The F1 supremo, who is currently standing trial in Germany facing charges for alleged corruption, is said to have dodged the massive tax bill after he settled with Revenue & Customs for just £10 million.
Panorama obtained legal transcripts, which revealed that HMRC had been investigating the Ecclestone family's tax affairs for nearly nine years before settling on the £10 million fixed fee.
The investigation dates back to 1995 when Ecclestone secured the television rights to Formula 1. According to the BBC, he moved this prize asset offshore, giving the rights to his then wife, Slavica.
She transferred them to a family trust in Liechtenstein, before selling them for a huge profit, free of UK tax.
The BBC suggested that this could potentially be the biggest individual tax dodge in British history, although legally watertight provided Mr Ecclestone did not set up, or control, the trust.
Barrister and tax expert Jolyon Maugham said: "I'm certainly not aware of anything else remotely approaching that sort of magnitude, in my fairly extensive experience."
He said: "In summer 2008, the Inland Revenue offered to conclude the matter if we paid £10 million.
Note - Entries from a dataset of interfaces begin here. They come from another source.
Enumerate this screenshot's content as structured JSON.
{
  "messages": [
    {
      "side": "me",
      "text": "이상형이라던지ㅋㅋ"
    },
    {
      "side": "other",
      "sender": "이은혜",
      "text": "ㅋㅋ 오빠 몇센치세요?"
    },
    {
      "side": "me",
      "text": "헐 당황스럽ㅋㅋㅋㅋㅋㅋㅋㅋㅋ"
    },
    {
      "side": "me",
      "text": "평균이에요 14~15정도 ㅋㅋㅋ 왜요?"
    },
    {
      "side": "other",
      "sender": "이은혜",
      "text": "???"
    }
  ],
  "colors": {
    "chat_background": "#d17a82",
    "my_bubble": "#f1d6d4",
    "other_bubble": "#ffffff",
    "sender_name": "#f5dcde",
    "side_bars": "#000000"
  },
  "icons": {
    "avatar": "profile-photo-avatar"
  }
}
We decided to pay up."
According to Ms Flournoy's evidence, the Ecclestone family trusts earn around £10m in interest every six weeks.
Mr Ecclestone says he has always paid his fair share of tax and that he is, "proud to be British and proud to make my contribution by paying my taxes here," according to the BBC.
The Panorama programme airs tonight on BBC One at 20:30